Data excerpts
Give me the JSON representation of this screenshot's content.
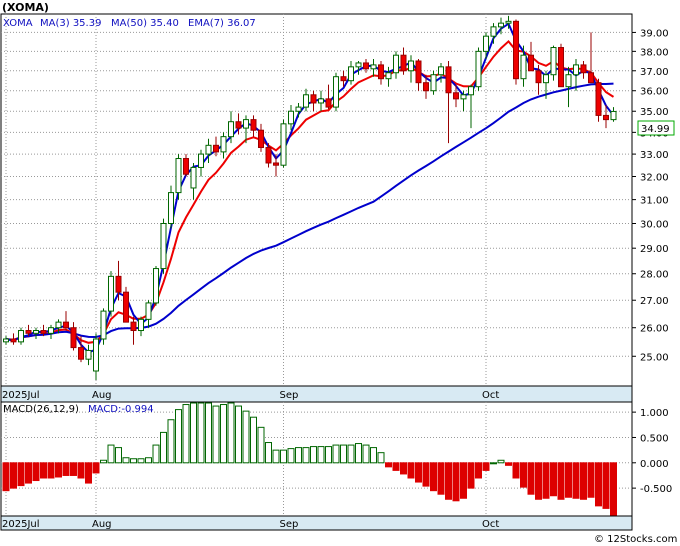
{
  "chart_data": [
    {
      "type": "candlestick",
      "title": "(XOMA)",
      "legend": [
        {
          "label": "XOMA",
          "color": "#0000cc"
        },
        {
          "label": "MA(3)",
          "value": "35.39",
          "color": "#0000cc"
        },
        {
          "label": "MA(50)",
          "value": "35.40",
          "color": "#0000cc"
        },
        {
          "label": "EMA(7)",
          "value": "36.07",
          "color": "#0000cc"
        }
      ],
      "x_ticks": [
        "2025Jul",
        "Aug",
        "Sep",
        "Oct"
      ],
      "y_ticks": [
        "25.00",
        "26.00",
        "27.00",
        "28.00",
        "29.00",
        "30.00",
        "31.00",
        "32.00",
        "33.00",
        "34.00",
        "35.00",
        "36.00",
        "37.00",
        "38.00",
        "39.00"
      ],
      "ylim": [
        24,
        40
      ],
      "y_scale": "log",
      "last_price": "34.99",
      "grid": true,
      "candles": [
        [
          25.5,
          25.7,
          25.4,
          25.6
        ],
        [
          25.6,
          25.8,
          25.4,
          25.5
        ],
        [
          25.5,
          26.0,
          25.4,
          25.9
        ],
        [
          25.9,
          26.1,
          25.7,
          25.8
        ],
        [
          25.8,
          26.0,
          25.6,
          25.9
        ],
        [
          25.9,
          26.1,
          25.7,
          25.8
        ],
        [
          25.8,
          26.1,
          25.6,
          26.0
        ],
        [
          26.0,
          26.3,
          25.8,
          26.2
        ],
        [
          26.2,
          26.6,
          25.9,
          26.0
        ],
        [
          26.0,
          26.2,
          25.2,
          25.3
        ],
        [
          25.3,
          25.7,
          24.8,
          24.9
        ],
        [
          24.9,
          25.4,
          24.7,
          25.2
        ],
        [
          24.5,
          25.8,
          24.2,
          25.6
        ],
        [
          25.6,
          26.7,
          25.4,
          26.6
        ],
        [
          26.6,
          28.1,
          26.4,
          27.9
        ],
        [
          27.9,
          28.5,
          27.0,
          27.3
        ],
        [
          27.3,
          27.5,
          26.4,
          26.2
        ],
        [
          26.2,
          26.4,
          25.4,
          25.9
        ],
        [
          25.9,
          26.4,
          25.7,
          26.3
        ],
        [
          26.3,
          27.0,
          26.0,
          26.9
        ],
        [
          26.9,
          28.3,
          26.8,
          28.2
        ],
        [
          28.2,
          30.2,
          28.0,
          30.0
        ],
        [
          30.0,
          31.6,
          29.8,
          31.3
        ],
        [
          31.3,
          33.0,
          31.0,
          32.8
        ],
        [
          32.8,
          33.0,
          32.0,
          32.1
        ],
        [
          31.5,
          32.6,
          31.0,
          32.4
        ],
        [
          32.4,
          33.2,
          32.0,
          33.0
        ],
        [
          33.0,
          33.7,
          32.6,
          33.4
        ],
        [
          33.4,
          33.8,
          32.9,
          33.1
        ],
        [
          33.1,
          34.0,
          32.8,
          33.8
        ],
        [
          33.8,
          35.0,
          33.5,
          34.5
        ],
        [
          34.5,
          34.9,
          33.9,
          34.2
        ],
        [
          34.2,
          34.8,
          33.5,
          34.6
        ],
        [
          34.6,
          34.8,
          33.8,
          34.1
        ],
        [
          34.1,
          34.4,
          33.1,
          33.3
        ],
        [
          33.3,
          33.5,
          32.4,
          32.6
        ],
        [
          32.6,
          33.0,
          32.0,
          32.5
        ],
        [
          32.5,
          34.6,
          32.4,
          34.4
        ],
        [
          34.4,
          35.3,
          34.1,
          35.0
        ],
        [
          35.0,
          35.4,
          34.7,
          35.2
        ],
        [
          35.2,
          36.1,
          35.0,
          35.8
        ],
        [
          35.8,
          36.0,
          35.0,
          35.4
        ],
        [
          35.4,
          36.0,
          35.0,
          35.6
        ],
        [
          35.6,
          36.3,
          35.1,
          35.2
        ],
        [
          35.2,
          36.9,
          35.0,
          36.7
        ],
        [
          36.7,
          37.0,
          36.2,
          36.5
        ],
        [
          36.5,
          37.5,
          36.3,
          37.2
        ],
        [
          37.2,
          37.5,
          36.8,
          37.4
        ],
        [
          37.4,
          37.6,
          36.9,
          37.1
        ],
        [
          37.1,
          37.6,
          36.7,
          37.3
        ],
        [
          37.3,
          37.5,
          36.3,
          36.6
        ],
        [
          36.6,
          37.2,
          36.2,
          36.9
        ],
        [
          36.9,
          38.0,
          36.6,
          37.8
        ],
        [
          37.8,
          38.2,
          36.8,
          37.0
        ],
        [
          37.0,
          37.8,
          36.4,
          37.5
        ],
        [
          37.5,
          37.6,
          36.0,
          36.4
        ],
        [
          36.4,
          36.8,
          35.6,
          36.0
        ],
        [
          36.0,
          37.0,
          35.8,
          36.8
        ],
        [
          36.8,
          37.4,
          36.4,
          37.2
        ],
        [
          37.2,
          37.5,
          33.5,
          35.9
        ],
        [
          35.9,
          36.3,
          35.2,
          35.6
        ],
        [
          35.6,
          36.0,
          35.0,
          35.8
        ],
        [
          35.8,
          36.3,
          34.2,
          36.2
        ],
        [
          36.2,
          38.2,
          36.0,
          38.0
        ],
        [
          38.0,
          39.0,
          37.6,
          38.8
        ],
        [
          38.8,
          39.5,
          38.4,
          39.3
        ],
        [
          39.3,
          39.8,
          38.9,
          39.5
        ],
        [
          39.5,
          39.9,
          39.2,
          39.6
        ],
        [
          39.6,
          39.7,
          36.3,
          36.6
        ],
        [
          36.6,
          38.3,
          36.2,
          37.8
        ],
        [
          37.8,
          38.5,
          37.2,
          37.0
        ],
        [
          37.0,
          37.3,
          35.8,
          36.4
        ],
        [
          36.4,
          37.0,
          35.6,
          36.8
        ],
        [
          36.8,
          38.3,
          36.5,
          38.2
        ],
        [
          38.2,
          38.4,
          36.4,
          36.2
        ],
        [
          36.2,
          37.2,
          35.2,
          36.8
        ],
        [
          36.8,
          37.6,
          36.0,
          37.3
        ],
        [
          37.3,
          37.5,
          36.6,
          36.9
        ],
        [
          36.9,
          39.0,
          36.4,
          36.4
        ],
        [
          36.4,
          36.6,
          34.5,
          34.8
        ],
        [
          34.8,
          35.3,
          34.2,
          34.6
        ],
        [
          34.6,
          35.2,
          34.5,
          34.99
        ]
      ]
    },
    {
      "type": "bar",
      "title": "MACD(26,12,9)",
      "legend": [
        {
          "label": "MACD:",
          "value": "-0.994",
          "color": "#0000cc"
        }
      ],
      "x_ticks": [
        "2025Jul",
        "Aug",
        "Sep",
        "Oct"
      ],
      "y_ticks": [
        "1.000",
        "0.500",
        "0.000",
        "-0.500"
      ],
      "ylim": [
        -1.05,
        1.2
      ],
      "grid": true,
      "colors": {
        "positive": "#006600",
        "negative": "#dd0000"
      },
      "values": [
        -0.55,
        -0.5,
        -0.45,
        -0.4,
        -0.35,
        -0.3,
        -0.3,
        -0.28,
        -0.25,
        -0.25,
        -0.3,
        -0.4,
        -0.2,
        0.05,
        0.35,
        0.3,
        0.1,
        0.08,
        0.08,
        0.1,
        0.35,
        0.6,
        0.85,
        1.05,
        1.15,
        1.18,
        1.18,
        1.18,
        1.12,
        1.15,
        1.18,
        1.12,
        1.02,
        0.9,
        0.7,
        0.4,
        0.25,
        0.25,
        0.28,
        0.3,
        0.3,
        0.32,
        0.32,
        0.32,
        0.35,
        0.35,
        0.35,
        0.38,
        0.35,
        0.3,
        0.2,
        -0.08,
        -0.15,
        -0.22,
        -0.3,
        -0.38,
        -0.46,
        -0.55,
        -0.62,
        -0.72,
        -0.75,
        -0.7,
        -0.5,
        -0.3,
        -0.15,
        0.0,
        0.05,
        -0.05,
        -0.3,
        -0.48,
        -0.62,
        -0.72,
        -0.7,
        -0.65,
        -0.72,
        -0.68,
        -0.7,
        -0.72,
        -0.68,
        -0.85,
        -0.9,
        -1.05
      ]
    }
  ],
  "footer": "© 12Stocks.com"
}
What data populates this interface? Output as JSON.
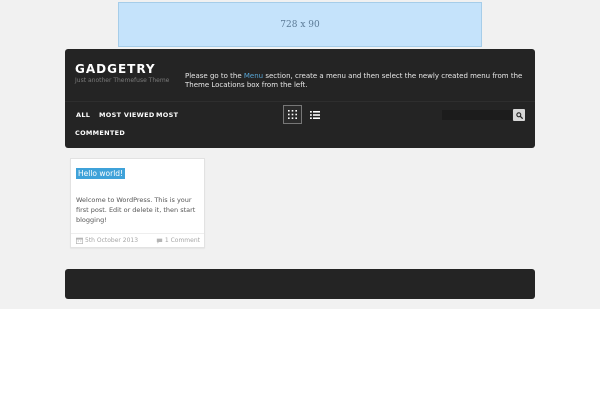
{
  "ad": {
    "label": "728 x 90"
  },
  "site": {
    "title": "GADGETRY",
    "tagline": "Just another Themefuse Theme"
  },
  "menu_notice": {
    "before": "Please go to the ",
    "link": "Menu",
    "after": " section, create a menu and then select the newly created menu from the Theme Locations box from the left."
  },
  "nav": {
    "items": [
      {
        "label": "ALL"
      },
      {
        "label": "MOST VIEWED"
      },
      {
        "label": "MOST"
      },
      {
        "label": "COMMENTED"
      }
    ]
  },
  "view_toggle": {
    "grid_icon": "grid-icon",
    "list_icon": "list-icon",
    "active": "grid"
  },
  "search": {
    "value": "",
    "placeholder": "",
    "icon": "search-icon"
  },
  "post": {
    "title": "Hello world!",
    "excerpt": "Welcome to WordPress. This is your first post. Edit or delete it, then start blogging!",
    "date": "5th October 2013",
    "comments": "1 Comment",
    "date_icon": "calendar-icon",
    "comment_icon": "comment-icon"
  },
  "colors": {
    "accent": "#3fa2d9",
    "header_bg": "#242424",
    "page_bg": "#f1f1f1",
    "ad_bg": "#c5e3fb"
  }
}
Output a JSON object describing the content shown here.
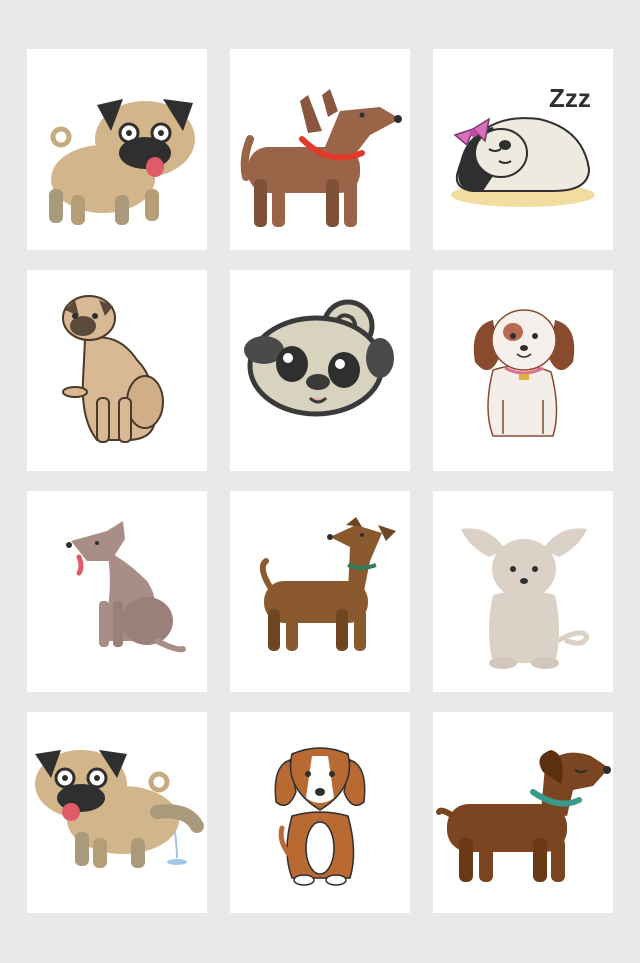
{
  "gallery": {
    "background": "#e9e9ea",
    "card_background": "#ffffff",
    "cards": [
      {
        "subject": "pug-standing-tongue-out"
      },
      {
        "subject": "brown-dog-red-collar"
      },
      {
        "subject": "sleeping-pug-with-bow",
        "text": "Zzz"
      },
      {
        "subject": "pug-sitting"
      },
      {
        "subject": "pug-face-curled-tail"
      },
      {
        "subject": "spaniel-puppy-sitting"
      },
      {
        "subject": "grey-dog-sitting"
      },
      {
        "subject": "brown-dog-green-collar"
      },
      {
        "subject": "chihuahua-sitting"
      },
      {
        "subject": "pug-lifting-leg"
      },
      {
        "subject": "beagle-puppy-sitting"
      },
      {
        "subject": "brown-dog-teal-collar"
      }
    ]
  },
  "colors": {
    "pug_fawn": "#d2b58a",
    "pug_mask": "#2f2f2f",
    "brown_dog": "#9a6448",
    "red_collar": "#e03a2b",
    "sleep_cream": "#eeeae0",
    "bow_pink": "#d96ec0",
    "mat_yellow": "#f2dca0",
    "grey_dog": "#a88e86",
    "olive_brown": "#8a5a2e",
    "green_collar": "#2e7d5a",
    "chihuahua": "#dcd1c6",
    "spaniel_brown": "#8a4a2e",
    "beagle_orange": "#b86a32",
    "dark_brown": "#7a4520",
    "teal_collar": "#3a9a8a"
  }
}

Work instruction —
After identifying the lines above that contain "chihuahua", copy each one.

Your response —
        "subject": "chihuahua-sitting"
    "chihuahua": "#dcd1c6",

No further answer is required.